“You guessed correctly, little honey dumpling,” she rasped, the same words with a different voice that made Arion shudder. “I am the demon Lamia.”

Arion took a step back, realizing everyone else had already run. He quickly backed up to where the other students huddled by the door while the teachers called the police, leaving Nephthys to face the demon alone.

Nephthys’s vision swam, but she focused on Lamia, trying to keep her talking until she figured something out. “So how long have you been following me?”

Lamia rolled her eyes. “I’ve been here longer than you have, honey dumpling,” she drawled. “I was tracking a strong magical aura, which I assumed was that elven child I burned a few months ago, and after that his death aura. Never did I imagine it was the unmortal! You see, we all still believed he was a myth.”

Nephthys frowned. “Since you obviously know why I’m here, he’s not a myth.”

Lamia shook her clawed hands/feet, her talons pinching together. “They want you alive or dead, Nephthys, they don’t really care. Alive is better for your torture session, but death works too.” She grinned wickedly.

“I don’t think so.” Nephthys raised her sword, and Lamia hissed as the light bounced off.

“Too bright!” she hissed. “Why must you be so elaborate?”

In response, Nephthys leapt forward, her sword slashing in a wide arc. Lamia jerked backwards, but not before the blade caught the edge of her wing. Green blood dripped from the tear.

She screeched in pain and dove for Nephthys, cruel talons extended. She slashed at the girl, who blocked each strike with her sword. “Die already!”

“Never,” Nephthys snarled back, shoving her away.

Both were breathing heavily now. Lamia backed up, wings beating even harder, while Nephthys crouched on the ground, the brilliant sword raised above her head. “You will never catch me, Lamia,” she said. “I cannot die.”

“There is always a way,” Lamia countered, opening her mouth wide. “I doubt you are impervious to fire!” At this last word, a jet of orange flame burst from her mouth as her forked tongue flicked in and out, like a dragon.

Nephthys lowered her sword as her other arm came up. A shimmering blue surface flickered into existence, a translucent barrier between her and the fire. The fire pressed against it, trying to melt it, but it spread out and dissipated. Lamia gave up, defeated, and the barrier disappeared.

Nephthys took a step closer to the demon, who descended to the ground. Her sword was up; she was ready to finish her off. Suddenly, Lamia lurched upwards, knocking Nephthys to the ground hard. The sword skittered away, far out of Nephthys’s reach, but the girl didn’t even get up.

Arion made a split second decision as Lamia dropped down to grab Nephthys. He raced forward, snatching up the sword. It stung a little, and he almost dropped it, but he managed to hold on to it and swung it.

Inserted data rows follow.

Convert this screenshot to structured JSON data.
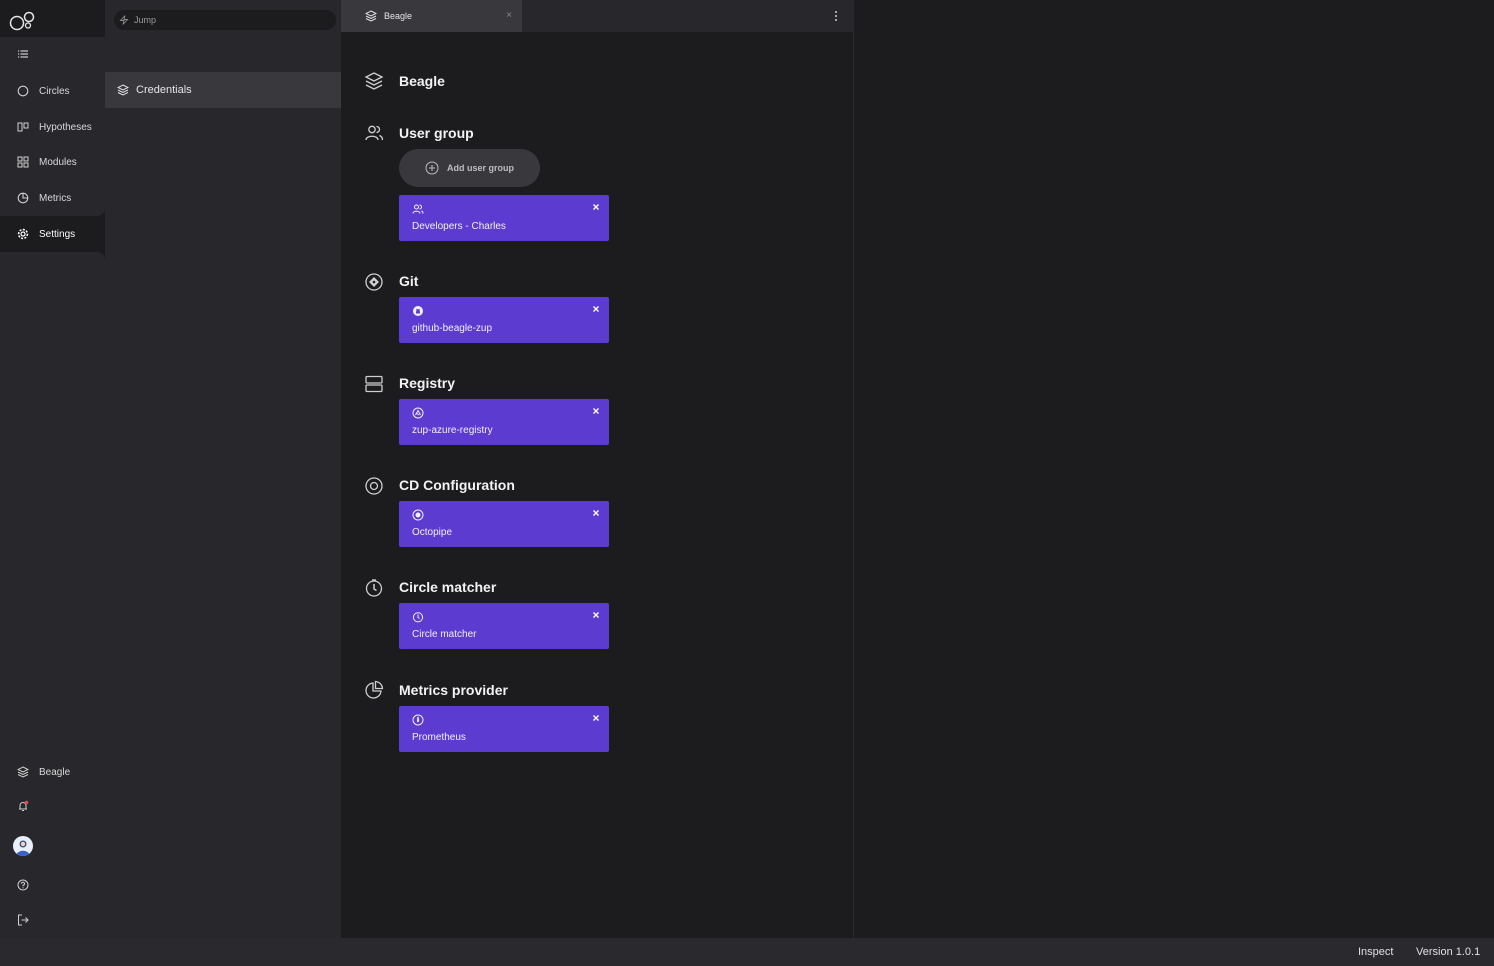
{
  "sidebar": {
    "nav": [
      {
        "label": "Circles",
        "icon": "circle-icon"
      },
      {
        "label": "Hypotheses",
        "icon": "hypotheses-icon"
      },
      {
        "label": "Modules",
        "icon": "modules-icon"
      },
      {
        "label": "Metrics",
        "icon": "metrics-icon"
      },
      {
        "label": "Settings",
        "icon": "gear-icon"
      }
    ],
    "workspace_label": "Beagle"
  },
  "search": {
    "placeholder": "Jump"
  },
  "settings_menu": {
    "credentials_label": "Credentials"
  },
  "tab": {
    "label": "Beagle",
    "close": "×"
  },
  "workspace": {
    "title": "Beagle"
  },
  "sections": {
    "user_group": {
      "title": "User group",
      "add_label": "Add user group",
      "card": "Developers - Charles"
    },
    "git": {
      "title": "Git",
      "card": "github-beagle-zup"
    },
    "registry": {
      "title": "Registry",
      "card": "zup-azure-registry"
    },
    "cd": {
      "title": "CD Configuration",
      "card": "Octopipe"
    },
    "circle_matcher": {
      "title": "Circle matcher",
      "card": "Circle matcher"
    },
    "metrics_provider": {
      "title": "Metrics provider",
      "card": "Prometheus"
    }
  },
  "footer": {
    "inspect": "Inspect",
    "version": "Version 1.0.1"
  },
  "colors": {
    "accent": "#5c3bd1",
    "background": "#1c1c1f",
    "panel": "#28282c",
    "notification_dot": "#e5484d"
  }
}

He missed.

Lamia rose into the air again, cackling as she clutched something bloody in her claws. Arion didn’t look at Nephthys, fearing he’d be sick if he did, and held the sword up higher, trying to imitate Nephthys’s earlier movements.

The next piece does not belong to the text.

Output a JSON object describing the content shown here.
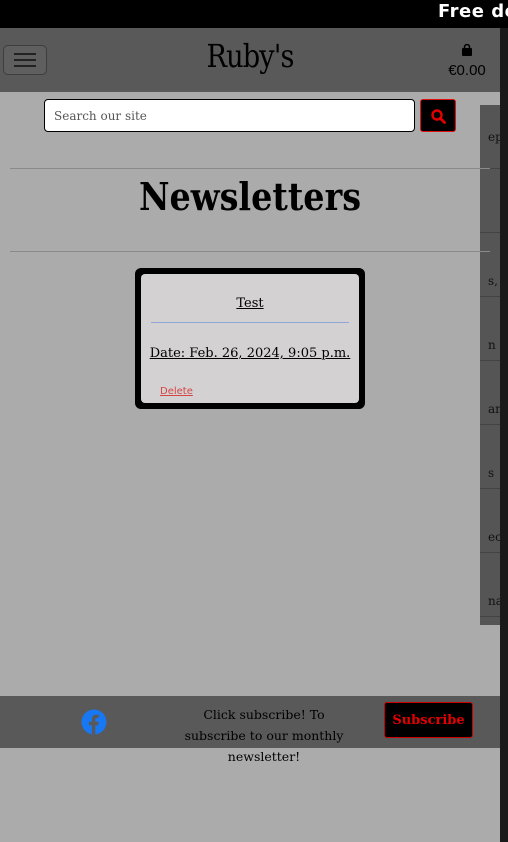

The sword was heavy in his hands, and he had no idea how Nephthys, in the weakened state she’d been in, had been able to hold it up so long. This is why I wanted to take up fencing, he groaned to himself. I can’t even hold the sword.

Lamia cackled again. “So it’s you!” she rasped, pointing a crooked finger at him. “You’re the unmortal she’s been tracking for so long? You don’t look all that powerful.”

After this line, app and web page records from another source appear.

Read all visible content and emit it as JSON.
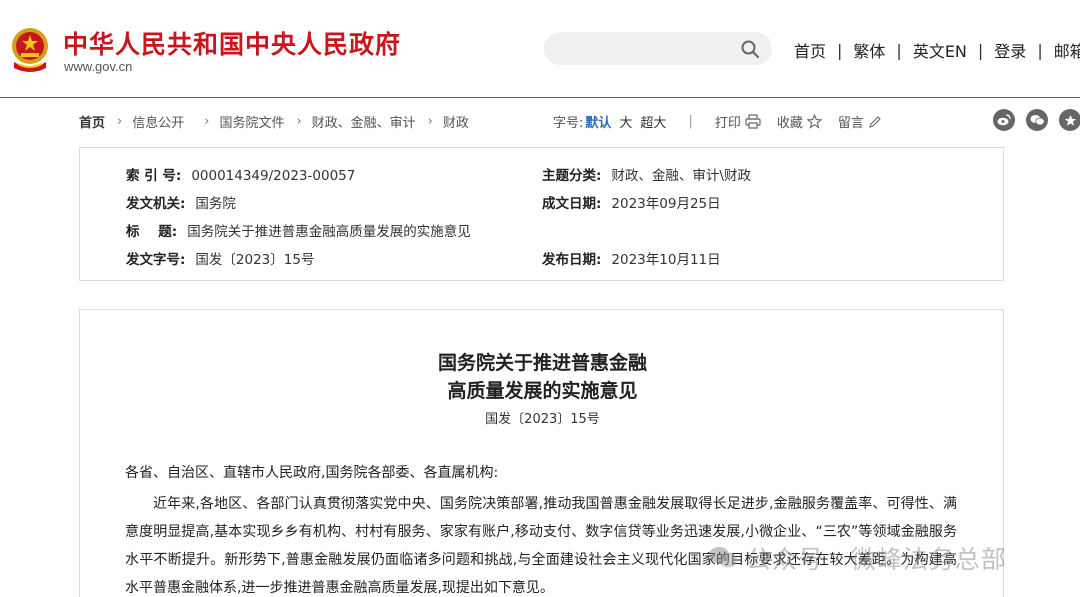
{
  "header": {
    "site_title": "中华人民共和国中央人民政府",
    "site_url": "www.gov.cn",
    "search": {
      "placeholder": "",
      "value": ""
    },
    "nav": [
      "首页",
      "繁体",
      "英文EN",
      "登录",
      "邮箱"
    ]
  },
  "breadcrumb": {
    "home": "首页",
    "items": [
      "信息公开",
      "国务院文件",
      "财政、金融、审计",
      "财政"
    ]
  },
  "tools": {
    "font_size_label": "字号:",
    "font_default": "默认",
    "font_large": "大",
    "font_xlarge": "超大",
    "print": "打印",
    "favorite": "收藏",
    "comment": "留言"
  },
  "info": {
    "index_key": "索 引 号:",
    "index_val": "000014349/2023-00057",
    "category_key": "主题分类:",
    "category_val": "财政、金融、审计\\财政",
    "issuer_key": "发文机关:",
    "issuer_val": "国务院",
    "date_written_key": "成文日期:",
    "date_written_val": "2023年09月25日",
    "title_key": "标    题:",
    "title_val": "国务院关于推进普惠金融高质量发展的实施意见",
    "doc_no_key": "发文字号:",
    "doc_no_val": "国发〔2023〕15号",
    "publish_key": "发布日期:",
    "publish_val": "2023年10月11日"
  },
  "document": {
    "title_line1": "国务院关于推进普惠金融",
    "title_line2": "高质量发展的实施意见",
    "doc_number": "国发〔2023〕15号",
    "salutation": "各省、自治区、直辖市人民政府,国务院各部委、各直属机构:",
    "paragraph1": "近年来,各地区、各部门认真贯彻落实党中央、国务院决策部署,推动我国普惠金融发展取得长足进步,金融服务覆盖率、可得性、满意度明显提高,基本实现乡乡有机构、村村有服务、家家有账户,移动支付、数字信贷等业务迅速发展,小微企业、“三农”等领域金融服务水平不断提升。新形势下,普惠金融发展仍面临诸多问题和挑战,与全面建设社会主义现代化国家的目标要求还存在较大差距。为构建高水平普惠金融体系,进一步推进普惠金融高质量发展,现提出如下意见。"
  },
  "watermark": {
    "text": "公众号 · 微峰法务总部"
  },
  "colors": {
    "brand_red": "#c8161d",
    "accent_blue": "#2b6cb8"
  }
}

She drew closer. Faster than the eye could see, her arm darted out and she scored her claws down his arm. He dropped the sword and fell to his knees, clutching his arm, his left hand trying to stem the blood flow from the deep gash.

Lamia lifted her talons once more, ready to kill him, then froze. A horrified look came over her face, and she let out a wail before dissolving into the air, green blood staining the ground. “Jason!”

A teenager stood behind where the demon had just been. He had dark brown hair and even darker eyes. There were black smudges on his pale face and his expression was dead serious as he sheathed his extended sword, the one he’d stabbed Lamia with.

“Unmortal,” he said grimly. “We need to talk.”